The applause stopped as we clambered to our feet to hear him produce a truly awe-inspiring version of the piece. That is the only time I have seen a recitalist do that.
Over the intervening years, pop vocalists have rendered (as in dismembered, or making lard) the piece in ways that I found distressing, certainly not respectful! I just got an e-mail that I shared with many, and to which I received a goodly number of responses that agreed with it and with me.
I do not know who wrote it, but it is addressed to the performers at recent sporting events.
After asking them to consider their audience and to sing it “straight up, no styling,” the author concludes, “Sing ‘The Star Spangled Banner’ with the courtesy and humility that tells the audience that it is about America, not you.” To which those friends and I all say “Amen!”
To us, an anthem is not a pop song or ballad. It is meant to inspire love of God or country, not to entertain. However, the tune for our National Anthem started life as a drinking song in merrie olde England.

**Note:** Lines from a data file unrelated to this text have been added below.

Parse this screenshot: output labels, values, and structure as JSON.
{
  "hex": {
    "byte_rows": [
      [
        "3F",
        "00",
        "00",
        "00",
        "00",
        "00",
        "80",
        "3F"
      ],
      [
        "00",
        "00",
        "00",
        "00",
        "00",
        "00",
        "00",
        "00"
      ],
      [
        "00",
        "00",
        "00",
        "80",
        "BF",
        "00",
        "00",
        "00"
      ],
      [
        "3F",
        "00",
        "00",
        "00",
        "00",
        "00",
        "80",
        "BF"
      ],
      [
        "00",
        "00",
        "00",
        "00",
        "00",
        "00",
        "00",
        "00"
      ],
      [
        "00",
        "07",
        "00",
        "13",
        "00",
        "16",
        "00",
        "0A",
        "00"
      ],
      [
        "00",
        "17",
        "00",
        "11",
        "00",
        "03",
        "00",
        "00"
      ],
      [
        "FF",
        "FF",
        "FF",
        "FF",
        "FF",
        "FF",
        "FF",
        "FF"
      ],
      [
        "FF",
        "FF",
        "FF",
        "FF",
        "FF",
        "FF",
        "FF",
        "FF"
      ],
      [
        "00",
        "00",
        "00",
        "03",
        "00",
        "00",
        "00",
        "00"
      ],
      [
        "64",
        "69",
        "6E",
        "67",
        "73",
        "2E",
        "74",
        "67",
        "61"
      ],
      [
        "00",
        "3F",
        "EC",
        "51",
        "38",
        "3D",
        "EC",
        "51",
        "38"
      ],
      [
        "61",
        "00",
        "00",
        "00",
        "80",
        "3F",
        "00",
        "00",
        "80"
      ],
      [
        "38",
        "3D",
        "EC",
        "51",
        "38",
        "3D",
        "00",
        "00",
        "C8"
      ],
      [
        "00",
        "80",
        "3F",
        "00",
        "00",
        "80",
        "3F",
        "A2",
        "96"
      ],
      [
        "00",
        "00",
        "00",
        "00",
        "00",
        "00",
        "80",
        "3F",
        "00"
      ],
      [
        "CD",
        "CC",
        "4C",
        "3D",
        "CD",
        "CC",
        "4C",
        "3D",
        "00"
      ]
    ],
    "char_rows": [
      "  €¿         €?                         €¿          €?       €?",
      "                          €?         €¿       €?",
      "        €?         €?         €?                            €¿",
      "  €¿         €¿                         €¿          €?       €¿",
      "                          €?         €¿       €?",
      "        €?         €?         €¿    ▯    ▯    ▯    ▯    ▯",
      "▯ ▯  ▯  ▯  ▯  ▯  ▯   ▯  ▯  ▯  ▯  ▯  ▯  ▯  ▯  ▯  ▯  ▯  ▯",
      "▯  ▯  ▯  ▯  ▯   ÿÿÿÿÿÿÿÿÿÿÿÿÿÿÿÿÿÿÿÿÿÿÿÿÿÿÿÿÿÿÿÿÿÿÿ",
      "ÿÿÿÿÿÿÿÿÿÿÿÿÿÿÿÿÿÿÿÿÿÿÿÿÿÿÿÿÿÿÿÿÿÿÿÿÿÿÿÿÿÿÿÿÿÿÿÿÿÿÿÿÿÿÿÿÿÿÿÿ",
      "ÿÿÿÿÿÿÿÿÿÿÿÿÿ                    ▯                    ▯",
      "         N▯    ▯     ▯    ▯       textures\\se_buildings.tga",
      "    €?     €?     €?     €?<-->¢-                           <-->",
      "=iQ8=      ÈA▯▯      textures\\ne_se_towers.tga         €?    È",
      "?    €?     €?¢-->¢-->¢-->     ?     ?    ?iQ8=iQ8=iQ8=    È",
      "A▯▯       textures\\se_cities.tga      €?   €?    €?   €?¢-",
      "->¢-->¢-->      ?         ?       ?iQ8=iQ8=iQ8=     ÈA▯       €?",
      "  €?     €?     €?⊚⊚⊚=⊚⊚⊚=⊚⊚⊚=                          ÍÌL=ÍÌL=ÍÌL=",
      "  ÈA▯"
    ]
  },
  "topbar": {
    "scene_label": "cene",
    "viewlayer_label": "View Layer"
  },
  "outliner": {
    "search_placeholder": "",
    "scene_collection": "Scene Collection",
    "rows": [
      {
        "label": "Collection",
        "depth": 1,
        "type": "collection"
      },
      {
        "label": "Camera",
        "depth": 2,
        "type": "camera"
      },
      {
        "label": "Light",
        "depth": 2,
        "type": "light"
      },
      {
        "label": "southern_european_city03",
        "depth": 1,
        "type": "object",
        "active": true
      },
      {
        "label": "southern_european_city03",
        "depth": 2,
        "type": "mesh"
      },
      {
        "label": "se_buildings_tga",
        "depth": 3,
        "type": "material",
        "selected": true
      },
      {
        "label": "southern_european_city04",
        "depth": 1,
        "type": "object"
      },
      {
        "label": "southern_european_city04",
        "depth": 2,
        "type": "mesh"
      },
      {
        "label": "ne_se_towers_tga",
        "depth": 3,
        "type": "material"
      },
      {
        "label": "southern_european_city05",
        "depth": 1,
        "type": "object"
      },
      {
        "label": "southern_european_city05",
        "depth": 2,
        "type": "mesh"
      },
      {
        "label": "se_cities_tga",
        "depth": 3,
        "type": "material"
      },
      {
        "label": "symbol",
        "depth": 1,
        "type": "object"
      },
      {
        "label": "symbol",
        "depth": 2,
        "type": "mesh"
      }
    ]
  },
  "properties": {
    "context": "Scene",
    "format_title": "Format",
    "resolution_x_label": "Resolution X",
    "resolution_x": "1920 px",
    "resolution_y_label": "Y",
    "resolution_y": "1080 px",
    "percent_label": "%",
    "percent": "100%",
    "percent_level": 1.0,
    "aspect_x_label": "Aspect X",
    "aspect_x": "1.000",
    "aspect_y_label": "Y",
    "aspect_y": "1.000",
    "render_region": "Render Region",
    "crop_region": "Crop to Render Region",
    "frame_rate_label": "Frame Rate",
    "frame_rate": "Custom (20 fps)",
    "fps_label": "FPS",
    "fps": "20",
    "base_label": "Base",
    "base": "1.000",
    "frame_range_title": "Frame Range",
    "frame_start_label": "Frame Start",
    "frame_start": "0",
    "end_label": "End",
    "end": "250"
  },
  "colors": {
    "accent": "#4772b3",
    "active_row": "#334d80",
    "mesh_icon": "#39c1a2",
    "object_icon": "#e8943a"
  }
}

I suppose it might take a few beers to get most of us to attempt the octave-and-a-half compass of the tune! The pub crawlers over there must have been quite amused by our elevating it to anthem status.
Our Columbus Lions Club sings another English tune to open our meetings because it lies within an octave and is therefore easier for us to sing. The British sing “God Save the King/Queen” while we sing of “America.”
I usually get to lead it, and I start it low so as not to pressure the ladies voices an octave above us. We do sing it respectfully, if perhaps a little too profoundly slow.
In reading up on this, I was astonished to learn that “The Star Spangled Banner” was not declared to be our National Anthem by Congress until 1931! Key wrote those words during the War of 1812.
One John Stafford Smith composed the tune in the 1770s. Looks as if the making of the anthem spanned more than a century and a half. And I am older than its official status!
What did our ancestors sing? Apparently it was mostly “My Country ’Tis of Thee.” In school we often sang Katherine Lee Bates’ “America the Beautiful” to Samuel A. Ward’s tune Materna. It expresses well for me a lot of what I think is good about our country. Bates revised her poem two times to get what we know now, and the words also fit the tune of “Auld Lang Syne!” I think Materna works better.
“America” was probably rejected because its tune is the National Anthem of Great Britain. Many think that “America the Beautiful” should have been chosen.
I like them all, but I am conditioned to respond to “The Star Spangled Banner,” though I no longer have the vocal range to sing it.
I look forward to our local celebration of Independence Day. I am thankful that we have Patti and Tina to sing for us.